# [Work to complete]
Write out the full set of records below exactly.

── Exercise materials ──

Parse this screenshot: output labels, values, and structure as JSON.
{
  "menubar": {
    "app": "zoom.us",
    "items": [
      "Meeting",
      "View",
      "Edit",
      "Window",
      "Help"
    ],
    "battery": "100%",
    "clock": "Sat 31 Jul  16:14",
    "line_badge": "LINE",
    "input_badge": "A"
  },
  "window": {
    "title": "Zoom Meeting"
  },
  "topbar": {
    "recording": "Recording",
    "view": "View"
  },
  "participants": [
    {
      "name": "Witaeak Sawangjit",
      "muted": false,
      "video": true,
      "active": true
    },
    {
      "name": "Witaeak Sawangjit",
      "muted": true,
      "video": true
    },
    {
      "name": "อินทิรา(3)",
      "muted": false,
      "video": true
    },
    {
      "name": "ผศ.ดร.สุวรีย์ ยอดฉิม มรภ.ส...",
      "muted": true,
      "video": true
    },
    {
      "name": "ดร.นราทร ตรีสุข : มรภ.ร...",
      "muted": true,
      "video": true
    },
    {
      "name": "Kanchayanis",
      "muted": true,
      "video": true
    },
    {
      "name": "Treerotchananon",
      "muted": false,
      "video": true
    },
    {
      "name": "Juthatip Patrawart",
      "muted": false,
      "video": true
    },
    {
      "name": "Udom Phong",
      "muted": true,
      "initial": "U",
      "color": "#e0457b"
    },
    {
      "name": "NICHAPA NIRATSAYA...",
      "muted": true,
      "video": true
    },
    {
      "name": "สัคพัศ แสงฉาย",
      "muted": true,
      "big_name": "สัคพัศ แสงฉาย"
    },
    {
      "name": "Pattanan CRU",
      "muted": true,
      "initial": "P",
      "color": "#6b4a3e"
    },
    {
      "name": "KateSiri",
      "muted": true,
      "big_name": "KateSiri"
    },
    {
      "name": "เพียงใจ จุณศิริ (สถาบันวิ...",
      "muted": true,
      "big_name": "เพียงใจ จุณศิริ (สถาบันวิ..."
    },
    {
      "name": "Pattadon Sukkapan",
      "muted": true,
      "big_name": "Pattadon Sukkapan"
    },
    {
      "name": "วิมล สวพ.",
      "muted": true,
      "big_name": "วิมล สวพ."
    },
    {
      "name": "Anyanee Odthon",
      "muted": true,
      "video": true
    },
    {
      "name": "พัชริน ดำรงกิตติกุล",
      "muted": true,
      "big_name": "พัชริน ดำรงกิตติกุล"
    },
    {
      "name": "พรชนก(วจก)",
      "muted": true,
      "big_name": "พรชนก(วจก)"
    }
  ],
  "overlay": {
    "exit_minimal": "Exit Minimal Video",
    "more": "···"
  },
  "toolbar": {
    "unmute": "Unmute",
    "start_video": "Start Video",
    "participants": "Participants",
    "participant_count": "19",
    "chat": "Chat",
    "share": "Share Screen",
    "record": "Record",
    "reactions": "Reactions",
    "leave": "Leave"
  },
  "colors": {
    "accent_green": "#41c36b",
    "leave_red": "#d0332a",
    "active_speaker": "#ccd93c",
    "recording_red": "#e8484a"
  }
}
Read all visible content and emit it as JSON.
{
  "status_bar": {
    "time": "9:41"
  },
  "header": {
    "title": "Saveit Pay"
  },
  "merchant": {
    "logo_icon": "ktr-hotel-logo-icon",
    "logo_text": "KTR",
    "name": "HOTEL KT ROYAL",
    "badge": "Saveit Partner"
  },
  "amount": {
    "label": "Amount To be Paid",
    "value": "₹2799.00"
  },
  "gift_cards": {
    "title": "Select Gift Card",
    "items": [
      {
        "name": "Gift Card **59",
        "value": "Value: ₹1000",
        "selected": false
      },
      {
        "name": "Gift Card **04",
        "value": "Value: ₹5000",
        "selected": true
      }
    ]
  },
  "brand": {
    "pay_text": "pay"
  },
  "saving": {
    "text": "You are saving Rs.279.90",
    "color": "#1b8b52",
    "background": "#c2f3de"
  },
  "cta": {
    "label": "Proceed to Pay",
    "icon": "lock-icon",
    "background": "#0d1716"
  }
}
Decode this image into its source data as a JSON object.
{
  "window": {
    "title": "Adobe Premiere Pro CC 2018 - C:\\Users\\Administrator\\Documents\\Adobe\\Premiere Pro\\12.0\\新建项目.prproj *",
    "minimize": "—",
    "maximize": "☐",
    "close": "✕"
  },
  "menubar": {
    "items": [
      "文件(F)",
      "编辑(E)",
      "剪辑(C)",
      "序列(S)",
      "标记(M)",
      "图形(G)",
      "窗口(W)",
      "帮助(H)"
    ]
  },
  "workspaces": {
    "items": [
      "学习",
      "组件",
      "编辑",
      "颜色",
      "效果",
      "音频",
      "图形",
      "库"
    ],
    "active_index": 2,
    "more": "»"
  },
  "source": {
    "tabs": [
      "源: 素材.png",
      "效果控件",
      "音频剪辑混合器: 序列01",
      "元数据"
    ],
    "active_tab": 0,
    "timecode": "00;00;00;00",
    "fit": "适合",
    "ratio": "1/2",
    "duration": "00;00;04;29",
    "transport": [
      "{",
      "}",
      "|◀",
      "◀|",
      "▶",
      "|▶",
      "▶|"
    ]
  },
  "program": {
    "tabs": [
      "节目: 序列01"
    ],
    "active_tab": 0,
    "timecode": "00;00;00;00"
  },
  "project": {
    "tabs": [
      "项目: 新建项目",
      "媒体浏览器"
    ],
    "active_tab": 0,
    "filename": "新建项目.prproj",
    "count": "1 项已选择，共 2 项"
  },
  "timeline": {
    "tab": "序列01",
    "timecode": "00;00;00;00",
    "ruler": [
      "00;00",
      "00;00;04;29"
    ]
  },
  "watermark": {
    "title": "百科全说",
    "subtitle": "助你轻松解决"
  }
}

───

# [Reply to the task]
Parse this screenshot: output labels, values, and structure as JSON.
{
  "menubar": {
    "app": "zoom.us",
    "items": [
      "Meeting",
      "View",
      "Edit",
      "Window",
      "Help"
    ],
    "battery": "100%",
    "clock": "Sat 31 Jul  16:14",
    "line_badge": "LINE",
    "input_badge": "A"
  },
  "window": {
    "title": "Zoom Meeting"
  },
  "topbar": {
    "recording": "Recording",
    "view": "View"
  },
  "participants": [
    {
      "name": "Witaeak Sawangjit",
      "muted": false,
      "video": true,
      "active": true
    },
    {
      "name": "Witaeak Sawangjit",
      "muted": true,
      "video": true
    },
    {
      "name": "อินทิรา(3)",
      "muted": false,
      "video": true
    },
    {
      "name": "ผศ.ดร.สุวรีย์ ยอดฉิม มรภ.ส...",
      "muted": true,
      "video": true
    },
    {
      "name": "ดร.นราทร ตรีสุข : มรภ.ร...",
      "muted": true,
      "video": true
    },
    {
      "name": "Kanchayanis",
      "muted": true,
      "video": true
    },
    {
      "name": "Treerotchananon",
      "muted": false,
      "video": true
    },
    {
      "name": "Juthatip Patrawart",
      "muted": false,
      "video": true
    },
    {
      "name": "Udom Phong",
      "muted": true,
      "initial": "U",
      "color": "#e0457b"
    },
    {
      "name": "NICHAPA NIRATSAYA...",
      "muted": true,
      "video": true
    },
    {
      "name": "สัคพัศ แสงฉาย",
      "muted": true,
      "big_name": "สัคพัศ แสงฉาย"
    },
    {
      "name": "Pattanan CRU",
      "muted": true,
      "initial": "P",
      "color": "#6b4a3e"
    },
    {
      "name": "KateSiri",
      "muted": true,
      "big_name": "KateSiri"
    },
    {
      "name": "เพียงใจ จุณศิริ (สถาบันวิ...",
      "muted": true,
      "big_name": "เพียงใจ จุณศิริ (สถาบันวิ..."
    },
    {
      "name": "Pattadon Sukkapan",
      "muted": true,
      "big_name": "Pattadon Sukkapan"
    },
    {
      "name": "วิมล สวพ.",
      "muted": true,
      "big_name": "วิมล สวพ."
    },
    {
      "name": "Anyanee Odthon",
      "muted": true,
      "video": true
    },
    {
      "name": "พัชริน ดำรงกิตติกุล",
      "muted": true,
      "big_name": "พัชริน ดำรงกิตติกุล"
    },
    {
      "name": "พรชนก(วจก)",
      "muted": true,
      "big_name": "พรชนก(วจก)"
    }
  ],
  "overlay": {
    "exit_minimal": "Exit Minimal Video",
    "more": "···"
  },
  "toolbar": {
    "unmute": "Unmute",
    "start_video": "Start Video",
    "participants": "Participants",
    "participant_count": "19",
    "chat": "Chat",
    "share": "Share Screen",
    "record": "Record",
    "reactions": "Reactions",
    "leave": "Leave"
  },
  "colors": {
    "accent_green": "#41c36b",
    "leave_red": "#d0332a",
    "active_speaker": "#ccd93c",
    "recording_red": "#e8484a"
  }
}
Read all visible content and emit it as JSON.
{
  "status_bar": {
    "time": "9:41"
  },
  "header": {
    "title": "Saveit Pay"
  },
  "merchant": {
    "logo_icon": "ktr-hotel-logo-icon",
    "logo_text": "KTR",
    "name": "HOTEL KT ROYAL",
    "badge": "Saveit Partner"
  },
  "amount": {
    "label": "Amount To be Paid",
    "value": "₹2799.00"
  },
  "gift_cards": {
    "title": "Select Gift Card",
    "items": [
      {
        "name": "Gift Card **59",
        "value": "Value: ₹1000",
        "selected": false
      },
      {
        "name": "Gift Card **04",
        "value": "Value: ₹5000",
        "selected": true
      }
    ]
  },
  "brand": {
    "pay_text": "pay"
  },
  "saving": {
    "text": "You are saving Rs.279.90",
    "color": "#1b8b52",
    "background": "#c2f3de"
  },
  "cta": {
    "label": "Proceed to Pay",
    "icon": "lock-icon",
    "background": "#0d1716"
  }
}
Decode this image into its source data as a JSON object.
{
  "window": {
    "title": "Adobe Premiere Pro CC 2018 - C:\\Users\\Administrator\\Documents\\Adobe\\Premiere Pro\\12.0\\新建项目.prproj *",
    "minimize": "—",
    "maximize": "☐",
    "close": "✕"
  },
  "menubar": {
    "items": [
      "文件(F)",
      "编辑(E)",
      "剪辑(C)",
      "序列(S)",
      "标记(M)",
      "图形(G)",
      "窗口(W)",
      "帮助(H)"
    ]
  },
  "workspaces": {
    "items": [
      "学习",
      "组件",
      "编辑",
      "颜色",
      "效果",
      "音频",
      "图形",
      "库"
    ],
    "active_index": 2,
    "more": "»"
  },
  "source": {
    "tabs": [
      "源: 素材.png",
      "效果控件",
      "音频剪辑混合器: 序列01",
      "元数据"
    ],
    "active_tab": 0,
    "timecode": "00;00;00;00",
    "fit": "适合",
    "ratio": "1/2",
    "duration": "00;00;04;29",
    "transport": [
      "{",
      "}",
      "|◀",
      "◀|",
      "▶",
      "|▶",
      "▶|"
    ]
  },
  "program": {
    "tabs": [
      "节目: 序列01"
    ],
    "active_tab": 0,
    "timecode": "00;00;00;00"
  },
  "project": {
    "tabs": [
      "项目: 新建项目",
      "媒体浏览器"
    ],
    "active_tab": 0,
    "filename": "新建项目.prproj",
    "count": "1 项已选择，共 2 项"
  },
  "timeline": {
    "tab": "序列01",
    "timecode": "00;00;00;00",
    "ruler": [
      "00;00",
      "00;00;04;29"
    ]
  },
  "watermark": {
    "title": "百科全说",
    "subtitle": "助你轻松解决"
  }
}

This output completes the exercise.